International Journal of Intercultural Relations Volume 22, Issue 2International Journal of Intercultural Relations Volume 22, Issue 2, 1 May 1998, Pages 187-225 Facework competence in intercultural conflict: an updated face-negotiation theory Stella Ting-Toomey and Atsuko Kurogi California State University at Fullerton and Portland State University, U.S.A....Facework refers to a set of communicative behaviors that people use to regulate their social dignity and to support or challenge the other’s social dignity…… Ting-Toomey & Kurogi 1998 Facework competence in intercultural conflict: an updated face-negotiation theory. “Facework refers to a set of communicative behaviors that people use to regulate their social dignity and to support or challenge the other’s social dignity.” Just write point #1 in here
Write: “see Scavenger Hunt” Just write point #2 in here Just write point #3 in here Write: “see Scavenger Hunt”
Organizing & Outlining Your Presentation Organizing your main idea Organizing your supporting material Organizing your presentation for the ears of others
Organizing & Outlining Your Presentation Introducing and concluding your presentation Outlining your presentation
Organizing Main Ideas Preview Strategies for organizing the main ideas of the speech Chronological Topical
Organizing Main Ideas Preview Strategies for organizing the main ideas of the speech Spatial Cause and effect Problem and solution
Organizing Your Main Ideas Chronological Sequential order, according to when each step or event occurred or should occur
Organizing Your Main Ideas Topical Organized by sub-topics, equal in importance Recency, primacy, complexity
Organizing Your Main Ideas Spatial Arranging items according to their location and direction

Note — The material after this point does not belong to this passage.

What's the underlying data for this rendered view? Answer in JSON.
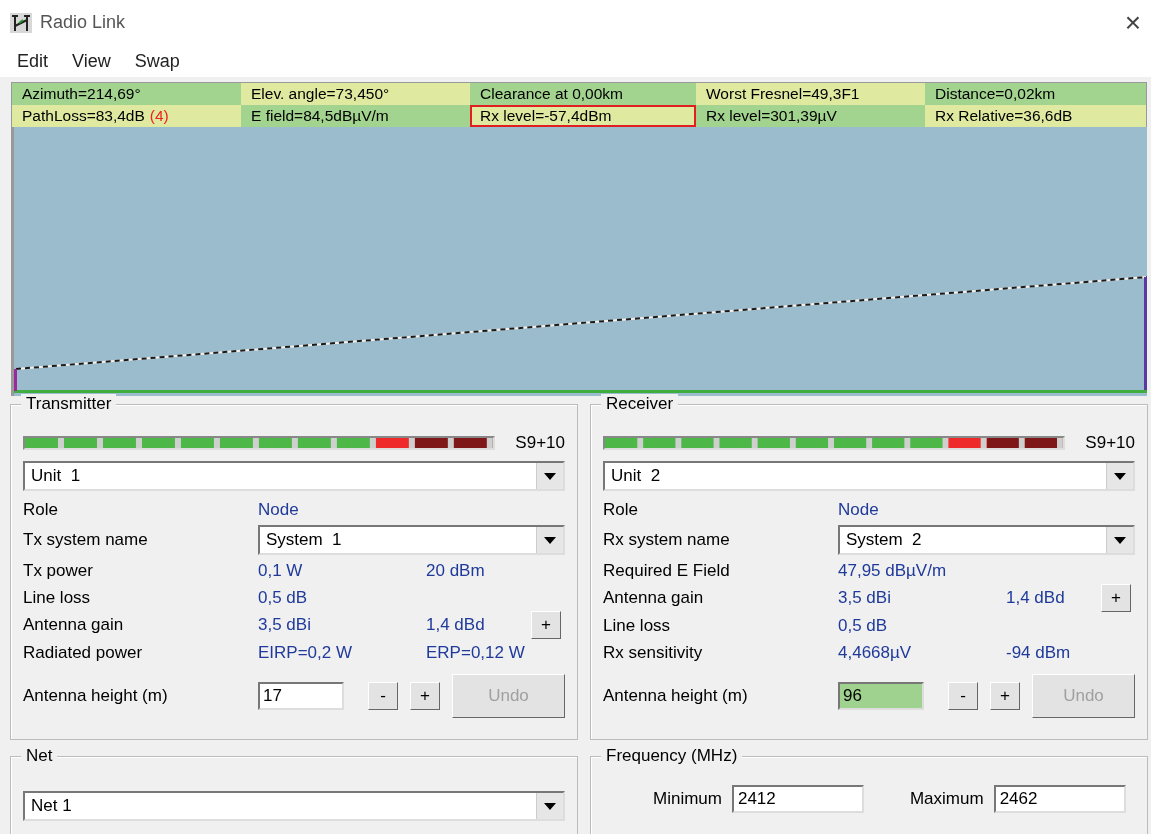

Organizing Your Main Ideas Cause & Effect Identifying a situation and then discussing the resulting effects (cause/effect) Presenting a situation and then exploring its cause (effect/cause)
Organizing Your Main Ideas Problem and Solution Exploring how best to solve a problem or advocating a particular solution
Organizing your Supporting Material The same five organizational patterns you considered as you organized your main ideas can also help you organize your supporting material.
Organizing your Supporting Material Specificity Group your specific information followed by a general explanation or give a general explanation first and then support it with specific information.
Organizing your Supporting Material Arrangement from “Soft” to “Hard” Evidence Soft evidence: Supporting Material based primarily on opinion or inference, including hypothetical illustrations, descriptions, explanations, definitions, analogies, and opinions. Hard evidence: Factual examples and statistics.
Organizing your presentation for the ears of others Organizational Cues Signposts A verbal or nonverbal organizational signal.
Organizing your presentation for the ears of others Organizational Cues Previews Statements of what is to come Initial previews Internal previews
Organizing your presentation for the ears of others Organizational Cues Transitions Verbal nonverbal
Organizing your presentation for the ears of others Organizational Cues Summaries Internal summaries Final summaries
Introducing Your Presentation Introduction Get the audience’s attention An Illustration A Rhetorical Question A startling fact or statistic Quote an expert or literary text Tell a humorous story
Introducing Your Presentation Introduction Introduce the topic
Introducing Your Presentation Introduction Give the audience a reason to listen
Introducing Your Presentation Introduction Establish your credibility
Introducing Your Presentation Introduction Preview your Main Points Kathy Mellor, National Teacher of the year, with President George W. Bush and first lady Laura Bush
Concluding Your Presentation Conclusion Summarize the presentation Reemphasize the main idea in a memorable way
Concluding Your Presentation Conclusion Motivate the audience to respond Provide closure http://www.ion-kids.com/autism.html
Outlining Your Presentation Preparation Outline Fairly detailed outline of central idea, main ideas, and supporting material Standard outline format APA Style Reference Page
Outlining Your Presentation Delivery Outline Provides all the notes you will need to present your presentation
Tips for Developing Your Delivery Outline Use single words or short phrases Include your introduction and conclusion in abbreviated form Include supporting material and signposts Do not include your purpose statement Use standard outline form Use Delivery cues
What questions do you have? Homework: Reading? Assignments?